[Dataset rows for apps and sites]
-----

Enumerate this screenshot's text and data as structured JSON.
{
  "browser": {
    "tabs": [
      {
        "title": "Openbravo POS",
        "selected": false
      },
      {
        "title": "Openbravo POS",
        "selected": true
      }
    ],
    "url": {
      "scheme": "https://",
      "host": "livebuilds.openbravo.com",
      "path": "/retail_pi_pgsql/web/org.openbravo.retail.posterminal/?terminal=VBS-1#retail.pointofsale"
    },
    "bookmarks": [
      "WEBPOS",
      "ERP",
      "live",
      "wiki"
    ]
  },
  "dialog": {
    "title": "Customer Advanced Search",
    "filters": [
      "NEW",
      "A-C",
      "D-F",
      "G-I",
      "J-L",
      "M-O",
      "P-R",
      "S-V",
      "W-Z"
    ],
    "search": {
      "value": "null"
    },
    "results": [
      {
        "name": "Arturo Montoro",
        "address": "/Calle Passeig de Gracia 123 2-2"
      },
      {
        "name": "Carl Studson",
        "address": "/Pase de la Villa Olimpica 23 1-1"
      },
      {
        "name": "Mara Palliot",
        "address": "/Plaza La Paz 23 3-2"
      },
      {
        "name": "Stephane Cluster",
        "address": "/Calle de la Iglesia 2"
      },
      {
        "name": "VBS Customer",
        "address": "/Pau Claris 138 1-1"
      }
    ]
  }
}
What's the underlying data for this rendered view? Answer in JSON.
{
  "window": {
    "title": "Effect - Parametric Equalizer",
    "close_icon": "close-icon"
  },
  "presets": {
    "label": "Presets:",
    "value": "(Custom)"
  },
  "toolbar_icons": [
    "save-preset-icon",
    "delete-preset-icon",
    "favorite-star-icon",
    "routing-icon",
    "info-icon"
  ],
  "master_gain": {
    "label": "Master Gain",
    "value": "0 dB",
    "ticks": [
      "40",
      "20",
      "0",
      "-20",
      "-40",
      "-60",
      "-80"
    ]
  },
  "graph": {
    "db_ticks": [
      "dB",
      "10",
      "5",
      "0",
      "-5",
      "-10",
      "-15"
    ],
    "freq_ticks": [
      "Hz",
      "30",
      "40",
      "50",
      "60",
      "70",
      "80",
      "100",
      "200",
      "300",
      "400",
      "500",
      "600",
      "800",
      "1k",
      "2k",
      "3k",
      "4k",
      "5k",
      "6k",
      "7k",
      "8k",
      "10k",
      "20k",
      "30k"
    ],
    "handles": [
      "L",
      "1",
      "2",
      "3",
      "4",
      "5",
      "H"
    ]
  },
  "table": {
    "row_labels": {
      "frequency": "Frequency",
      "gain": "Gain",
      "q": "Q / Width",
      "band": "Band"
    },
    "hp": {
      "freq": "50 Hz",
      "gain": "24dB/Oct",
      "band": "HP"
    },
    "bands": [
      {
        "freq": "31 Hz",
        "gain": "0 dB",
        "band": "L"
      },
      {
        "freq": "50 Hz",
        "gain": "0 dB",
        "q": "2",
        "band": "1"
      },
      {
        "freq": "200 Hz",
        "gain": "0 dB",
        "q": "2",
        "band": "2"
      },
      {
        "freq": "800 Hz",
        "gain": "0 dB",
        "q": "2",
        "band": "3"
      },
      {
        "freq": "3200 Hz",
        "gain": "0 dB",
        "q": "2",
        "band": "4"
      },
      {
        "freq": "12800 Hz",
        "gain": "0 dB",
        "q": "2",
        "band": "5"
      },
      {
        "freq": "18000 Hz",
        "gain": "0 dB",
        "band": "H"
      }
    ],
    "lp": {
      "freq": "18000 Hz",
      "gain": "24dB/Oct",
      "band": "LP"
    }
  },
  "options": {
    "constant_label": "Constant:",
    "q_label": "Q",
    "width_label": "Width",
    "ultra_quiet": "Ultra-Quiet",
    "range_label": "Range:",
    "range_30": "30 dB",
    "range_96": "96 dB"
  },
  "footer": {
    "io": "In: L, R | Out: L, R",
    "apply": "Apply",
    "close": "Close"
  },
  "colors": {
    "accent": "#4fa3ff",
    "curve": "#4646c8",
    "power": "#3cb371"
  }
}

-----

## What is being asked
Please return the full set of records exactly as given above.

## Written response
Enumerate this screenshot's text and data as structured JSON.
{
  "browser": {
    "tabs": [
      {
        "title": "Openbravo POS",
        "selected": false
      },
      {
        "title": "Openbravo POS",
        "selected": true
      }
    ],
    "url": {
      "scheme": "https://",
      "host": "livebuilds.openbravo.com",
      "path": "/retail_pi_pgsql/web/org.openbravo.retail.posterminal/?terminal=VBS-1#retail.pointofsale"
    },
    "bookmarks": [
      "WEBPOS",
      "ERP",
      "live",
      "wiki"
    ]
  },
  "dialog": {
    "title": "Customer Advanced Search",
    "filters": [
      "NEW",
      "A-C",
      "D-F",
      "G-I",
      "J-L",
      "M-O",
      "P-R",
      "S-V",
      "W-Z"
    ],
    "search": {
      "value": "null"
    },
    "results": [
      {
        "name": "Arturo Montoro",
        "address": "/Calle Passeig de Gracia 123 2-2"
      },
      {
        "name": "Carl Studson",
        "address": "/Pase de la Villa Olimpica 23 1-1"
      },
      {
        "name": "Mara Palliot",
        "address": "/Plaza La Paz 23 3-2"
      },
      {
        "name": "Stephane Cluster",
        "address": "/Calle de la Iglesia 2"
      },
      {
        "name": "VBS Customer",
        "address": "/Pau Claris 138 1-1"
      }
    ]
  }
}
What's the underlying data for this rendered view? Answer in JSON.
{
  "window": {
    "title": "Effect - Parametric Equalizer",
    "close_icon": "close-icon"
  },
  "presets": {
    "label": "Presets:",
    "value": "(Custom)"
  },
  "toolbar_icons": [
    "save-preset-icon",
    "delete-preset-icon",
    "favorite-star-icon",
    "routing-icon",
    "info-icon"
  ],
  "master_gain": {
    "label": "Master Gain",
    "value": "0 dB",
    "ticks": [
      "40",
      "20",
      "0",
      "-20",
      "-40",
      "-60",
      "-80"
    ]
  },
  "graph": {
    "db_ticks": [
      "dB",
      "10",
      "5",
      "0",
      "-5",
      "-10",
      "-15"
    ],
    "freq_ticks": [
      "Hz",
      "30",
      "40",
      "50",
      "60",
      "70",
      "80",
      "100",
      "200",
      "300",
      "400",
      "500",
      "600",
      "800",
      "1k",
      "2k",
      "3k",
      "4k",
      "5k",
      "6k",
      "7k",
      "8k",
      "10k",
      "20k",
      "30k"
    ],
    "handles": [
      "L",
      "1",
      "2",
      "3",
      "4",
      "5",
      "H"
    ]
  },
  "table": {
    "row_labels": {
      "frequency": "Frequency",
      "gain": "Gain",
      "q": "Q / Width",
      "band": "Band"
    },
    "hp": {
      "freq": "50 Hz",
      "gain": "24dB/Oct",
      "band": "HP"
    },
    "bands": [
      {
        "freq": "31 Hz",
        "gain": "0 dB",
        "band": "L"
      },
      {
        "freq": "50 Hz",
        "gain": "0 dB",
        "q": "2",
        "band": "1"
      },
      {
        "freq": "200 Hz",
        "gain": "0 dB",
        "q": "2",
        "band": "2"
      },
      {
        "freq": "800 Hz",
        "gain": "0 dB",
        "q": "2",
        "band": "3"
      },
      {
        "freq": "3200 Hz",
        "gain": "0 dB",
        "q": "2",
        "band": "4"
      },
      {
        "freq": "12800 Hz",
        "gain": "0 dB",
        "q": "2",
        "band": "5"
      },
      {
        "freq": "18000 Hz",
        "gain": "0 dB",
        "band": "H"
      }
    ],
    "lp": {
      "freq": "18000 Hz",
      "gain": "24dB/Oct",
      "band": "LP"
    }
  },
  "options": {
    "constant_label": "Constant:",
    "q_label": "Q",
    "width_label": "Width",
    "ultra_quiet": "Ultra-Quiet",
    "range_label": "Range:",
    "range_30": "30 dB",
    "range_96": "96 dB"
  },
  "footer": {
    "io": "In: L, R | Out: L, R",
    "apply": "Apply",
    "close": "Close"
  },
  "colors": {
    "accent": "#4fa3ff",
    "curve": "#4646c8",
    "power": "#3cb371"
  }
}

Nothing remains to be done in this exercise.